There a handful of other, more specific design principles that will guide how the
platform is designed and built.
Open architecture: standard external interfaces would be
established and the platform would leverage existing data standards
Functional modularity - internal
components would communicate via standard interfaces to ensure that
changes can be accomplished with minimal impact.
Scalability - Integration architecture
would be based on standard
technologies with proven scale in financial services and multiple
Data transparency - Architecture
would provide data traceability
and accessibility via common infrastructure
Under previous FHFA guidance, the Enterprises are transitioning their
single-family loan delivery
data formats to one that leverages the industry-recognized standard. The platform
would expand upon this model, allowing the primary market to deliver
bundles of mortgages into any of an
array of securities structures,
including those that support PLS and other innovative credit
transfer facilities. It would
also provide operational support to
process and track the payments from borrowers through to the investors, by leveraging the Uniform Mortgage
Servicing Dataset Initiative to
define a standard servicing dictionary and data exchange.
This, in conjunction with the proposed PSA framework,
could improve service to borrowers,
reduce financial risk to servicers,
and provide flexibility and data for
guarantors to better manage
non-performing loans. The Uniform Mortgage Servicing Dataset Initiative will
make standard servicing interactions
(such as servicing transfers, loan removals from securities, etc.)
consistent and transparent across
The proposed integrated infrastructure
cannot function without the appropriate legal
agreements, rules and allocations of responsibilities, including a framework for an effective contractual
The key elements
for private capital to return to the housing finance market hinge on clear
rules and standards about: 1) the
integrity of mortgage originations in terms
of data and seller responsibilities; 2) the
adequacy of servicing; 3) servicer compensation; and 4) disclosures to investors. In addition,
there are examples of ongoing work at
the GSEs that can be incorporated into the model PSA: 1) alignment and enhancement of the existing policies, practices, and legal documents of the GSEs; and 2) standardized
servicing, disclosure and other practices of the GSEs.
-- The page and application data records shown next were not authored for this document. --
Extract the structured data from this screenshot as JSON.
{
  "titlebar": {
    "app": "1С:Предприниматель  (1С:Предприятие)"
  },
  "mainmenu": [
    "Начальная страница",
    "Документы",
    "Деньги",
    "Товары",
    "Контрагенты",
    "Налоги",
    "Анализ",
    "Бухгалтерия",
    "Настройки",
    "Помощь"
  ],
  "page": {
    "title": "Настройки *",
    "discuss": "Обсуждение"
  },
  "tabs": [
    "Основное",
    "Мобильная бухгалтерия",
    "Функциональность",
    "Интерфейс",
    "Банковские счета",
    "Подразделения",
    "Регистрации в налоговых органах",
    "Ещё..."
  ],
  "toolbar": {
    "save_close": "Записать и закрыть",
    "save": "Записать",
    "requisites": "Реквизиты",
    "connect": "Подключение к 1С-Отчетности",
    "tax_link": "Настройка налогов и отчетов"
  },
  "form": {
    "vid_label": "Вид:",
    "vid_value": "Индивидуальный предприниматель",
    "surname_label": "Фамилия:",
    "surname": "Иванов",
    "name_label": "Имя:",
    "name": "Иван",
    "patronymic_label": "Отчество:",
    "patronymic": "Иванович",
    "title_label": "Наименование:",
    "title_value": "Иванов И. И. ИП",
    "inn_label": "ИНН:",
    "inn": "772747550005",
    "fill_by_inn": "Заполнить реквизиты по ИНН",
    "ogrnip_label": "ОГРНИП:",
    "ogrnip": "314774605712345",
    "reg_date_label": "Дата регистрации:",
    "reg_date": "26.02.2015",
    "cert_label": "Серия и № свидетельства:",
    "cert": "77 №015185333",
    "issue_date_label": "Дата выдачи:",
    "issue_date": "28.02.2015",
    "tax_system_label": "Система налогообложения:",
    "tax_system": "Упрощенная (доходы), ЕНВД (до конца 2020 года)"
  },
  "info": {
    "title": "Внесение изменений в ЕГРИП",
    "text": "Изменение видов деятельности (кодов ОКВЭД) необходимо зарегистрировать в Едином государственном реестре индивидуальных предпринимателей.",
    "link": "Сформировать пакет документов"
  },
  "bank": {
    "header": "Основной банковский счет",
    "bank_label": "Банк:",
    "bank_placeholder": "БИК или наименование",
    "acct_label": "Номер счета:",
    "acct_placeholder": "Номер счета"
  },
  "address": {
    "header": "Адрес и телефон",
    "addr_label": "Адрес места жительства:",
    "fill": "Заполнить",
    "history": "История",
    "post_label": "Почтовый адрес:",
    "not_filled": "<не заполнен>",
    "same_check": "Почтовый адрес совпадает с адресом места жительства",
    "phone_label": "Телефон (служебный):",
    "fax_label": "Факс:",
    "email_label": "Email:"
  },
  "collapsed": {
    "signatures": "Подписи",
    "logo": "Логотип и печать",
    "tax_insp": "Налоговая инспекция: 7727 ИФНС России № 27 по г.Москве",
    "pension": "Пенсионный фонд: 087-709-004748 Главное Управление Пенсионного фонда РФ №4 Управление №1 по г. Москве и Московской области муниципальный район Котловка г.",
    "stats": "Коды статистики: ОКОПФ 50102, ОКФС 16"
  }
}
The proposed PSA framework would leverage the existing structure. The framework
would include a short PSA containing
lender/seller specific requirements and variances, general trust provisions and incorporate robust program guides which would set out the requirements
for underwriting, disclosure, servicing and loan delivery and setting forth the
standards for eligibility to use the platform, specifying duties
and responsibilities, reflect a compilation
of "best practices" and applicable regulatory requirements
for servicing and the other transaction
participants, and address certain
shortcomings of the Private Label PSA.
The design of the common securitization platform would support a government guarantee while
not assuming that the future housing market will incorporate one and will have
the flexibility to accept different levels of credit standards and mortgage
products. The structure could help enforce
Qualified Mortgage (QM)/Qualified Residential Mortgage
(QRM) guidelines, screening for QM/QRM eligibility, and identifying any
corresponding risk retention requirements.
Here are a few of the questions about the proposal for which
the FHFA is soliciting comments.
- Will the four core functions (issuance,
disclosure, bond administration and master servicing)
provide an efficient and effective foundation for the housing
finance system going forward? Are there
additional functions that should be considered as core?
- Will the framework
for a model PSA described herein provide
the foundation for a standardized contractual framework for the housing
finance system going forward?
- Are there additional elements/attributes that
should be included in a model PSA?
- What enhancements to the role of trustee should
be considered in order to better attract private capital to the housing
submitting comments which are due December 2, 2012 can be found here.